And there's no point going in the garden. The vegetable garden is shocking this year. My beans and squash are way behind. My only good harvest this season may be tomatoes and cucumbers from the greenhouse and fruit from the orchard. Only the weeds are flourishing and it's too wet to walk on the soil and sort them out. It happens like that some years.
Molly likes having office days too -
She "doesn't do rain".
We just finished taking off this morning's hatch of partridge and pheasants. My job (and it's my favourite!) is helping stragglers out of their shells. Here's a short video showing a partridge needing a little help -
I'm only doing it one-handed because I have to hold the camera
In an average hatch, we probably help out about 100 live pheasant and partridge chicks. About half of those survive, so over 12 hatches that's about 600 extra live chicks. Partridge chicks, though smaller, are tougher than pheasant chicks and more of them get up on their feet.
Not a lot of hatcheries do this. Some even feel that it's pointless to rear anything but the strongest chicks. We have to pull out and box all the chicks at a fixed time, so some of the chicks, although strong, are just late.
Mike usually gives these chicks, which we call "wets", to youngsters who like to raise a few for themselves or to young keepers starting out who can do with an extra few free chicks (each chick costs about 70p to buy normally).
When I help the late chicks out of the shell, I try and leave a bit of eggshell on the bottom. This encourages the chick to kick off the shell and help strengthen its legs and straighten out its body after being curled up inside the egg -

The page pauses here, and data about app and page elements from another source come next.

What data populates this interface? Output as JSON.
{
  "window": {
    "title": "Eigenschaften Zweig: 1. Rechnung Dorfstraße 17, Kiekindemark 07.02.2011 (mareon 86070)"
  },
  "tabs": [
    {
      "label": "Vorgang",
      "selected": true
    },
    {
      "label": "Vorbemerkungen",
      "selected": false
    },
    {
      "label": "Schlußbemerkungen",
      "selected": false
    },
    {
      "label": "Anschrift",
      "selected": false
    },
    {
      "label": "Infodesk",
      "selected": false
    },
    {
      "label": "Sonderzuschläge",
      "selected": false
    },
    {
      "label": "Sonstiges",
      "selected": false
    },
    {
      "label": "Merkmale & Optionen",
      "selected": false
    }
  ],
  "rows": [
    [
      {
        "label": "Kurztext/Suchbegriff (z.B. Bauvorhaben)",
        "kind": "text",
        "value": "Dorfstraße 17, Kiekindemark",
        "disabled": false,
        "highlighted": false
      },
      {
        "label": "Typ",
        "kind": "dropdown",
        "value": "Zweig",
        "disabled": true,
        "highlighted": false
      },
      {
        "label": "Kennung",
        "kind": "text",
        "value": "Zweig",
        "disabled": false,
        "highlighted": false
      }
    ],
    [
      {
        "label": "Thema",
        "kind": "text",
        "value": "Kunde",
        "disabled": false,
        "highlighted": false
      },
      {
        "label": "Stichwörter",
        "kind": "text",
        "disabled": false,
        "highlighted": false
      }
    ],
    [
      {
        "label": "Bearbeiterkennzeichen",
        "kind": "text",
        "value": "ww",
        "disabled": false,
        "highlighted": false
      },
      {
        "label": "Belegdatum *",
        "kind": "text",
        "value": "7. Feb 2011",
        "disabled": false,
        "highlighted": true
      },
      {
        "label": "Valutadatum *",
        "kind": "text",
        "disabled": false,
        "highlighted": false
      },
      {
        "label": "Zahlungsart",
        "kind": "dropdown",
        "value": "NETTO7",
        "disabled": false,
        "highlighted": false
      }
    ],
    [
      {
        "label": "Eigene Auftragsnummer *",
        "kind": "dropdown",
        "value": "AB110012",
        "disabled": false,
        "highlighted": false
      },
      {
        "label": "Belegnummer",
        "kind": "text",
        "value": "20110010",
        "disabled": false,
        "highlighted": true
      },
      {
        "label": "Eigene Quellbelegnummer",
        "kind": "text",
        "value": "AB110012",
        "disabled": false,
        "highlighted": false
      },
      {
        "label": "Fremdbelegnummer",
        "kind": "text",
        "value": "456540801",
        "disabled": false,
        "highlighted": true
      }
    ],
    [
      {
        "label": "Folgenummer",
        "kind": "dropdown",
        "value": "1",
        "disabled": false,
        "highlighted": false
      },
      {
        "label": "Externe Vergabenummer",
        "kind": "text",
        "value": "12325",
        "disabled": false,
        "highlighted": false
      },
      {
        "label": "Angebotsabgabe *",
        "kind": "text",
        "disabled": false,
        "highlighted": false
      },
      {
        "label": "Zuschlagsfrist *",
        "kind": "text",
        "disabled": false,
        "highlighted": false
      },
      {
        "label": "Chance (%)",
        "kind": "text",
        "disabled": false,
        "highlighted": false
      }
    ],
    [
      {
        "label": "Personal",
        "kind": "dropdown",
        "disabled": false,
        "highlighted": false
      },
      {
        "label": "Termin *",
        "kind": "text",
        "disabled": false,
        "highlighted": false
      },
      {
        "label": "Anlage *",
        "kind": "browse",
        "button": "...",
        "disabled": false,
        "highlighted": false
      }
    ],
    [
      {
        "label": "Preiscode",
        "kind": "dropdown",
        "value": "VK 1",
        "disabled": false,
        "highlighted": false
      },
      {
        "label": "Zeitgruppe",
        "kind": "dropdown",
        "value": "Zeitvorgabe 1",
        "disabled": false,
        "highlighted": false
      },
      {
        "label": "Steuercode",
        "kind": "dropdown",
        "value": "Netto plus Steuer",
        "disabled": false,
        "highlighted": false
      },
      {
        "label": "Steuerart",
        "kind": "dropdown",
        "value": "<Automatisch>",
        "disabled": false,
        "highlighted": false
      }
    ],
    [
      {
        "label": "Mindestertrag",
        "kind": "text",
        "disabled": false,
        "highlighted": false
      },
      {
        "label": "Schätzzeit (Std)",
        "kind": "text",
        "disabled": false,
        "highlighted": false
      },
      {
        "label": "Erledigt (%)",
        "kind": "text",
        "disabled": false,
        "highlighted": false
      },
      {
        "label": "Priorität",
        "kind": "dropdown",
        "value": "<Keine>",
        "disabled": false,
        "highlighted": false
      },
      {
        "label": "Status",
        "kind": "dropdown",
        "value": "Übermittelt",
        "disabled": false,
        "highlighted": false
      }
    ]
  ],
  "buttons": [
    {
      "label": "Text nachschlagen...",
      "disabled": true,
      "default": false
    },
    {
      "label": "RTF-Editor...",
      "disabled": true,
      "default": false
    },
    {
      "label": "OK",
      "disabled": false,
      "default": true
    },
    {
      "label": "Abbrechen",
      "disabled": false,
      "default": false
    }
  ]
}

The wets go back in the warm hatchers for a few hours together to dry off and gather their strength while we clean down, disinfect and prepare the other chicks for shipment. It gives the wets a bit of extra time to recover.
Other babies this week include two healthy ewe lambs from Friendly ewe -
This one's for your Janice!
Friendly ewe has mastitis in one side, so she's short of milk to feed twins. I bottle feed the lambs a couple times a day to top them up, but they stay with mum for everything else.
I looked back in my breeding records and see that I noted both ewe 0007 and Friendly ewe had mastitis previously, hence they've both lost one teat (the teat is hard and won't produce milk again). I gave them a free pass from ice camp because 0007's fleece is excellent and Friendly ewe is, well, friendly. Still, they both gave me 3 new ewe lambs in total so it's worth a bit of bottle feeding on my part.
Ewe 0042 is still left to lamb. I turfed her out in the field a few weeks ago but it looks like she's getting ready to lamb. Finally. I'll bring her back in to the barn and hopefully by the end of the week I will be done with lambs. I will not lamb this late again, if I can help it.
The other reason for having an office day is organise my paperwork for my accountant. Yes, I have hired a farm accountant now, which is a good sign of progress.
I'm also meeting with the Agricultural Mortgage Corporation tomorrow, to see if I can get a loan in principle against Milkweed & Teasel, our farmland in Dorset. We have found a farmhouse and 11 acres locally that we're going to make an offer on when it goes to auction in July. We may be quickly outbid which is fine, but Mike and I are now concentrating on selling our land in Dorset and buying a farmhouse with land as our final home, here in Wales. The search may take a year or two, which is also fine.
Of course, I will keep you posted. Until then I will keep expanding our small farming operation here. And paying taxes I hope!